HC Deb 11 March 1881 vol 259 cc813-4

asked the Secretary of State for War, Whether the large proportion of officers killed recently in South Africa was owing, in a largo degree, to the peculiarity of their dress as distinct from that worn by the men, the officers wearing blue patrol jackets in several regiments, the men of which wore red, while in the Highland regiments the officers wore red shell jackets and the men white; and, whether the comparatively small loss of officers in the Rifle battalions may not be accounted for by the fact of their wearing a similar uniform to the men serving under them?

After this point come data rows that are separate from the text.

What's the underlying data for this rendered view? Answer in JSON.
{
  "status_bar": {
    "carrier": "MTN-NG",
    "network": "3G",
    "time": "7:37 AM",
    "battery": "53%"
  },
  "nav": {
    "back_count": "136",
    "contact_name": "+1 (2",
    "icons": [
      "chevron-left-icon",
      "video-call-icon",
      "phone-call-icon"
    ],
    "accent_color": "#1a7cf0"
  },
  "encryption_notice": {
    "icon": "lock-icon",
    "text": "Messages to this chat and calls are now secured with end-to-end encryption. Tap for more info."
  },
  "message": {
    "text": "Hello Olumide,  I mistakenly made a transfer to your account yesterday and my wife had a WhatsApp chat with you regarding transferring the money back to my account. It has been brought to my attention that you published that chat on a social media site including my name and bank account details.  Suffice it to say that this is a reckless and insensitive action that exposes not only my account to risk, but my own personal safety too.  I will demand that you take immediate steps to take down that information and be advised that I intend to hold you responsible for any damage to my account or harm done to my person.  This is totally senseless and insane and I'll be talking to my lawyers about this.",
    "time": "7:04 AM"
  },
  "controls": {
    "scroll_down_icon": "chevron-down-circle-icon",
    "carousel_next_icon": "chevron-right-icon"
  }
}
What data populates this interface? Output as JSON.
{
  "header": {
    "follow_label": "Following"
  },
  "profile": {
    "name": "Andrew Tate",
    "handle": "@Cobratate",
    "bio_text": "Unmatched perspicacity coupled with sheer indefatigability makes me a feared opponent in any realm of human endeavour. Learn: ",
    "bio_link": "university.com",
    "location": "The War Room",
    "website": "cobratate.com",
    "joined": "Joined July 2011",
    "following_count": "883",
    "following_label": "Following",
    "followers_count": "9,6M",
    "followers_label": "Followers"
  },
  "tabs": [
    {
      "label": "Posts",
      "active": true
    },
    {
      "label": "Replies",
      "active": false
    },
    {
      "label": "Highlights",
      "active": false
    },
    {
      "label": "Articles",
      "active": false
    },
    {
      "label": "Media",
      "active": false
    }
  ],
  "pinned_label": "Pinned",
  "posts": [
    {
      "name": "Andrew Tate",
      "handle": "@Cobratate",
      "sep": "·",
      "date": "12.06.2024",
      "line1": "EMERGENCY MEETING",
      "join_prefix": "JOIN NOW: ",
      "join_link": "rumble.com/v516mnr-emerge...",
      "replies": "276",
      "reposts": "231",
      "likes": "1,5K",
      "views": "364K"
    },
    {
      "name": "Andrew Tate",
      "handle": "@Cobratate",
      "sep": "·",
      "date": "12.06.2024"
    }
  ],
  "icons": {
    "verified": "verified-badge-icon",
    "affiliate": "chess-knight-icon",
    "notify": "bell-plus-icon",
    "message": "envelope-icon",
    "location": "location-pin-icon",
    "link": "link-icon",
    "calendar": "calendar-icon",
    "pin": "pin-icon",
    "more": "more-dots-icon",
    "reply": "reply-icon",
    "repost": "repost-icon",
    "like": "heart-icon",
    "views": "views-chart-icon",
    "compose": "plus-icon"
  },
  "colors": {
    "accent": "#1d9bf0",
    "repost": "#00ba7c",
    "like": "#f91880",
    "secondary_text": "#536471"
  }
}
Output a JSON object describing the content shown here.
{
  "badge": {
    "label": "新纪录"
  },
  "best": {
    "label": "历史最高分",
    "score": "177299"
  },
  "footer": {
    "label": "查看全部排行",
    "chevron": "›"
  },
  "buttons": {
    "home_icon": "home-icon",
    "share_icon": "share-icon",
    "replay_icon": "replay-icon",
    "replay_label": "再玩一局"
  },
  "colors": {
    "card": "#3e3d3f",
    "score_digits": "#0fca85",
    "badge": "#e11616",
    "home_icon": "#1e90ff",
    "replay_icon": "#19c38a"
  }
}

In reply to my hon. Friend, I have to say that there are no reasons for supposing that in any regiments the officers wore blue patrol jackets while the men wore red, nor that in the Highland regiments the officers wore red shell jackets and the men white. The regulations require that officers and men on service shall wear uniform of the same colour. With regard to the last part of the Question, my hon. Friend is in error in assuming that the Rifle battalion suffered a comparatively small loss in officers, the facts being that in the action on the Ingogo, the only action in which the 3rd battalion of the 60th Rifles were hotly engaged, that battalion lost 1 officer to 22 men killed and wounded, which is a larger proportion than the 58th and 92nd lost in either of the other two engagements; the 58th at Laing's Nek losing 1 officer to 34 men, and at Majuba 1 to 25; and the 92nd at Majuba lost 1 officer to 32 men.